Data items:
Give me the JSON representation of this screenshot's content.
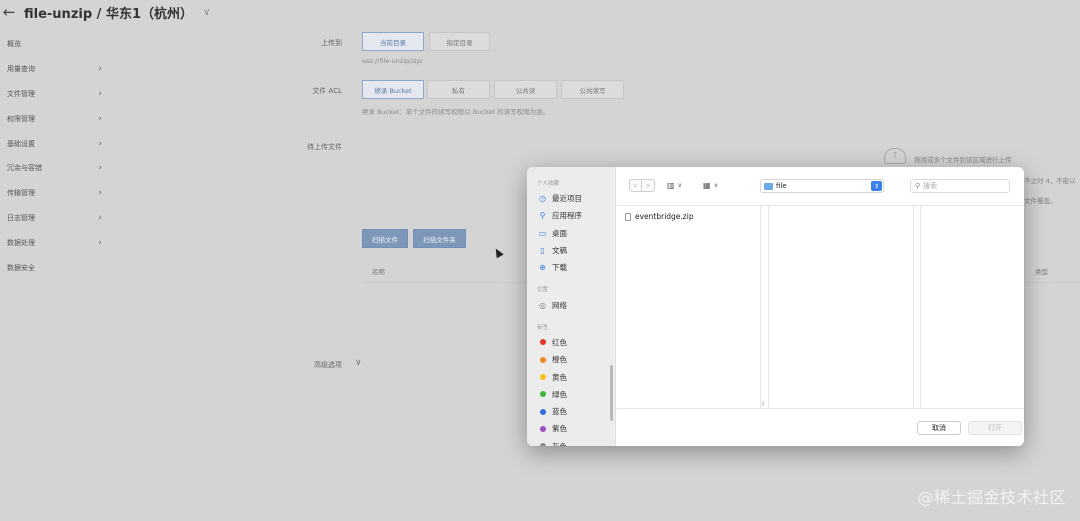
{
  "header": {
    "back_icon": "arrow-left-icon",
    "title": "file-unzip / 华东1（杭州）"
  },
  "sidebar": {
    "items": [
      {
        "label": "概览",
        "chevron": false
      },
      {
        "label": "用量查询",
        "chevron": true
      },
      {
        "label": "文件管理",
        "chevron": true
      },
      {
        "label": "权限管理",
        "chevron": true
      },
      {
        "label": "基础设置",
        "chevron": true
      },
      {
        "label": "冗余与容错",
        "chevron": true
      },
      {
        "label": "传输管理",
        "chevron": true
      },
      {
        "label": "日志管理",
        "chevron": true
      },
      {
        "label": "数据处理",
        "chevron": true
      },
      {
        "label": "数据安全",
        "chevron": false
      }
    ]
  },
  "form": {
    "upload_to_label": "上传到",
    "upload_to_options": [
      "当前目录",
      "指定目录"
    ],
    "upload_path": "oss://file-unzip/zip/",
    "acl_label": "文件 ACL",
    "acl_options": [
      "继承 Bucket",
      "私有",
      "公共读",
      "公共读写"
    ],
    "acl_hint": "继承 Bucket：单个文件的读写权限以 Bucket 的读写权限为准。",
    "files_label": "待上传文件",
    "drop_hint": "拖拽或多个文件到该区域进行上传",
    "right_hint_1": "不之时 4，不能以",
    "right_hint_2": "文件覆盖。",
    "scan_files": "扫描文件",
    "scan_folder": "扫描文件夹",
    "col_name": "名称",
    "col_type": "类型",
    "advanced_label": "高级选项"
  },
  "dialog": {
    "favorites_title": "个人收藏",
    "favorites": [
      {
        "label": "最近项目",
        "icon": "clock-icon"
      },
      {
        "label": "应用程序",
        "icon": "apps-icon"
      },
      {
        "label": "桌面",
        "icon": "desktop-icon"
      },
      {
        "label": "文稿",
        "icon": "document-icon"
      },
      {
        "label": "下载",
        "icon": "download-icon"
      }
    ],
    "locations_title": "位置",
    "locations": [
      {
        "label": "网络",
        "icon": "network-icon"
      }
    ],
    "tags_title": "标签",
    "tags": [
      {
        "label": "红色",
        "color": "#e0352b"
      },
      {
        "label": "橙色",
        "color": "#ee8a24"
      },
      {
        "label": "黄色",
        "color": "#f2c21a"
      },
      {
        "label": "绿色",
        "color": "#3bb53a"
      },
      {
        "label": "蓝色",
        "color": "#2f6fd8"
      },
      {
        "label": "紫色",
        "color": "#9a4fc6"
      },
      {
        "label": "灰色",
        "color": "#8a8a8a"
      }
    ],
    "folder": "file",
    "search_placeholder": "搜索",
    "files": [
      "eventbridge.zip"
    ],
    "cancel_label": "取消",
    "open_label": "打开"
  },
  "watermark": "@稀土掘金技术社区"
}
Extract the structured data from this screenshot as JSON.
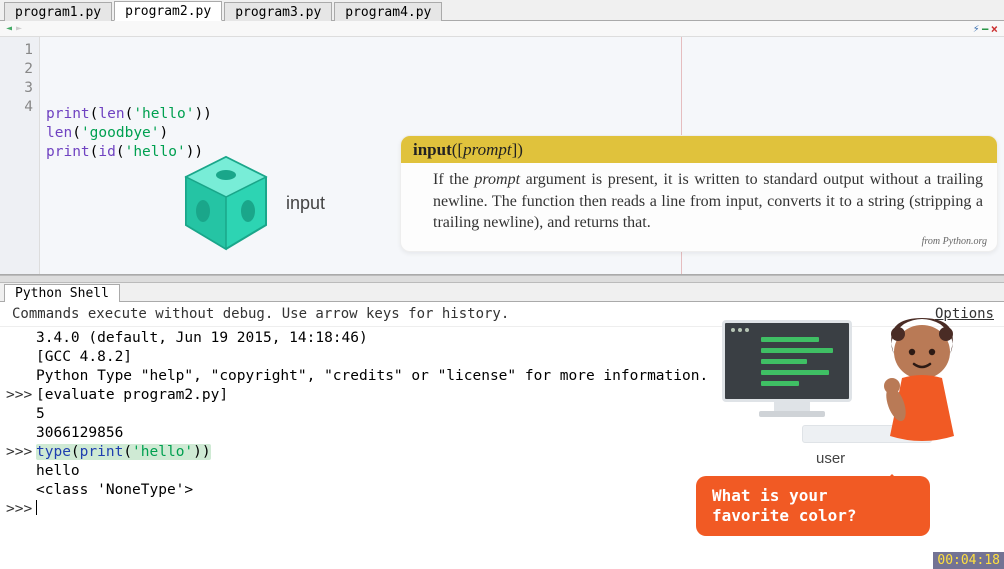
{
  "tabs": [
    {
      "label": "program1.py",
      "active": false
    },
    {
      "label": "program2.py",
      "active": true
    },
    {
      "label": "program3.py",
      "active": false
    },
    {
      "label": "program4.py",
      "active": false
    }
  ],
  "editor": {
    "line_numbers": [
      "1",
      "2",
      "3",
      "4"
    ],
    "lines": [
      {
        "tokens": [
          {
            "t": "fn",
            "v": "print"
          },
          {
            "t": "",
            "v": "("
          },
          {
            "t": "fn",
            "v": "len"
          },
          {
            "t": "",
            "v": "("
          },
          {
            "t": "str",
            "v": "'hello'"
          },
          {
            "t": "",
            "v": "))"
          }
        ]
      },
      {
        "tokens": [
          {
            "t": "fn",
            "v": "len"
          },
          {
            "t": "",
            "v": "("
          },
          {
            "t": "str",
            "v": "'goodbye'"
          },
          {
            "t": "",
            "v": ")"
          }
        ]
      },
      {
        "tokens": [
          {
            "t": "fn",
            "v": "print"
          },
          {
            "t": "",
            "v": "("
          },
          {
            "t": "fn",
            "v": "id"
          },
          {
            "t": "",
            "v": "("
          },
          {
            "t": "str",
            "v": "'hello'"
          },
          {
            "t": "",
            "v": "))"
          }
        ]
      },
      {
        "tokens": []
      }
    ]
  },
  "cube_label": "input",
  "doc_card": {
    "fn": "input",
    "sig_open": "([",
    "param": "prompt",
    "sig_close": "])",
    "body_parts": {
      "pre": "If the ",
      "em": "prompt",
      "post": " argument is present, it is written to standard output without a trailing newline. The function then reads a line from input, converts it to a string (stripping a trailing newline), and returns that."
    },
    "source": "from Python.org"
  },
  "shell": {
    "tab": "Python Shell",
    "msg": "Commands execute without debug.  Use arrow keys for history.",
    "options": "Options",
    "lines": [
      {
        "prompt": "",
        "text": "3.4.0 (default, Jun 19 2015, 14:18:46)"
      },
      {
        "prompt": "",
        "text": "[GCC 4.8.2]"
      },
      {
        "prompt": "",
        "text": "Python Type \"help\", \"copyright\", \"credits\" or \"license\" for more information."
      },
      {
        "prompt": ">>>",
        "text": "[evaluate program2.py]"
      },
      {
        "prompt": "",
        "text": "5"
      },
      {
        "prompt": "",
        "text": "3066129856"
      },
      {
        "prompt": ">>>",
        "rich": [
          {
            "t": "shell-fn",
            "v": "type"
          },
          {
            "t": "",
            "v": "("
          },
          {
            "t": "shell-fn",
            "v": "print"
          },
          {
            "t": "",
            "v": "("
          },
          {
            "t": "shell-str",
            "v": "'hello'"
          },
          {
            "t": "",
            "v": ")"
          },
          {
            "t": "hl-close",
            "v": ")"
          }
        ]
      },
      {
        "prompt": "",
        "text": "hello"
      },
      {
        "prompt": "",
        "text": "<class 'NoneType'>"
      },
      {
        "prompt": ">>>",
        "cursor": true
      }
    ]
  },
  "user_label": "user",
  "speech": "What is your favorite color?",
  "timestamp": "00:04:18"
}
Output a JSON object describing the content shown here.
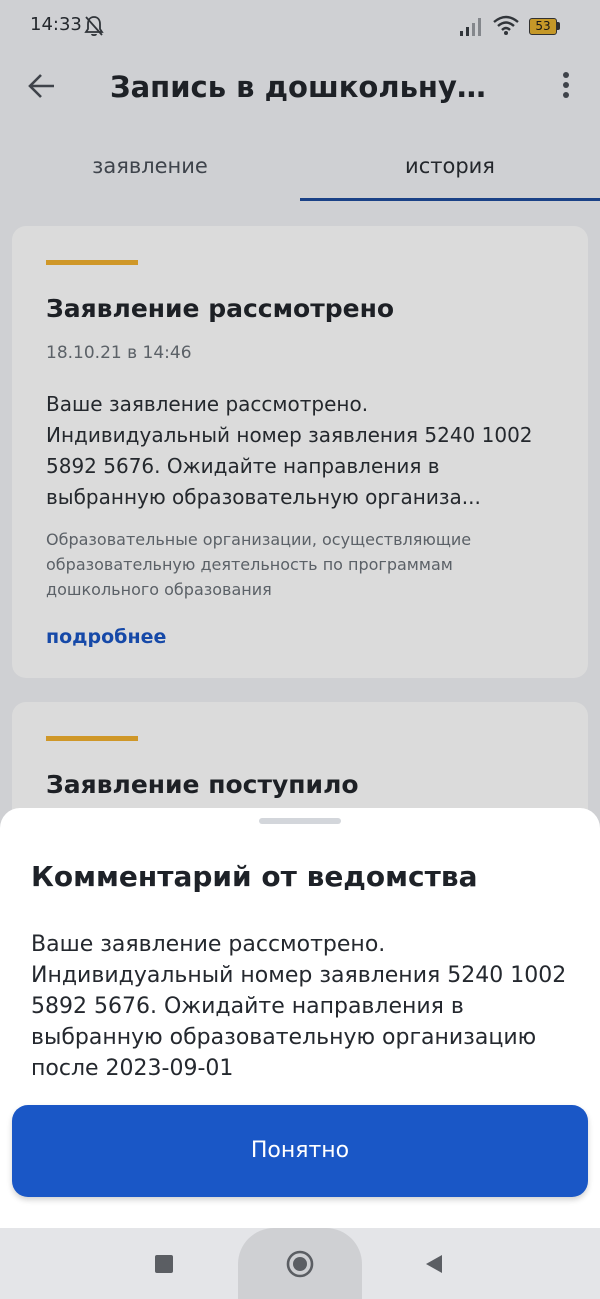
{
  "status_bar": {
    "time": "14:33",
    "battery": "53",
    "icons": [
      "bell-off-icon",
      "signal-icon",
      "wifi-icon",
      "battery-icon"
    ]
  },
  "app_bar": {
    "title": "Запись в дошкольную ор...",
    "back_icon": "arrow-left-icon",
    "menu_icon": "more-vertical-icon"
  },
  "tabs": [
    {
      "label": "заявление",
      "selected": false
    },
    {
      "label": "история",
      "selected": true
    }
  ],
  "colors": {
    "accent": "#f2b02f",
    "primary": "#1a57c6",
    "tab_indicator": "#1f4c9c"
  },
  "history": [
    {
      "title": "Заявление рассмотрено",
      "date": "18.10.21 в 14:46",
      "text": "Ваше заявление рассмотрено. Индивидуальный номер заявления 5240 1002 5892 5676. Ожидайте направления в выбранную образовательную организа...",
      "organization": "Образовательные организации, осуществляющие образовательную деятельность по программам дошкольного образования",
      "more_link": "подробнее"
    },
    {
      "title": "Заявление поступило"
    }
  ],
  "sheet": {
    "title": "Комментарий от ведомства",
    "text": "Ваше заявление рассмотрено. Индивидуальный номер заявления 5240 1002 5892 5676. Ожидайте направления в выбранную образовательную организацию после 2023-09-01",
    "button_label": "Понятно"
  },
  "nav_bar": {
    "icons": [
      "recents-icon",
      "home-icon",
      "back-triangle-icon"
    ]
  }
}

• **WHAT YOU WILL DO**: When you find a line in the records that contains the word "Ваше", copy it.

• **ANSWER FOR THE TASK**:
      "text": "Ваше заявление рассмотрено. Индивидуальный номер заявления 5240 1002 5892 5676. Ожидайте направления в выбранную образовательную организа...",
    "text": "Ваше заявление рассмотрено. Индивидуальный номер заявления 5240 1002 5892 5676. Ожидайте направления в выбранную образовательную организацию после 2023-09-01",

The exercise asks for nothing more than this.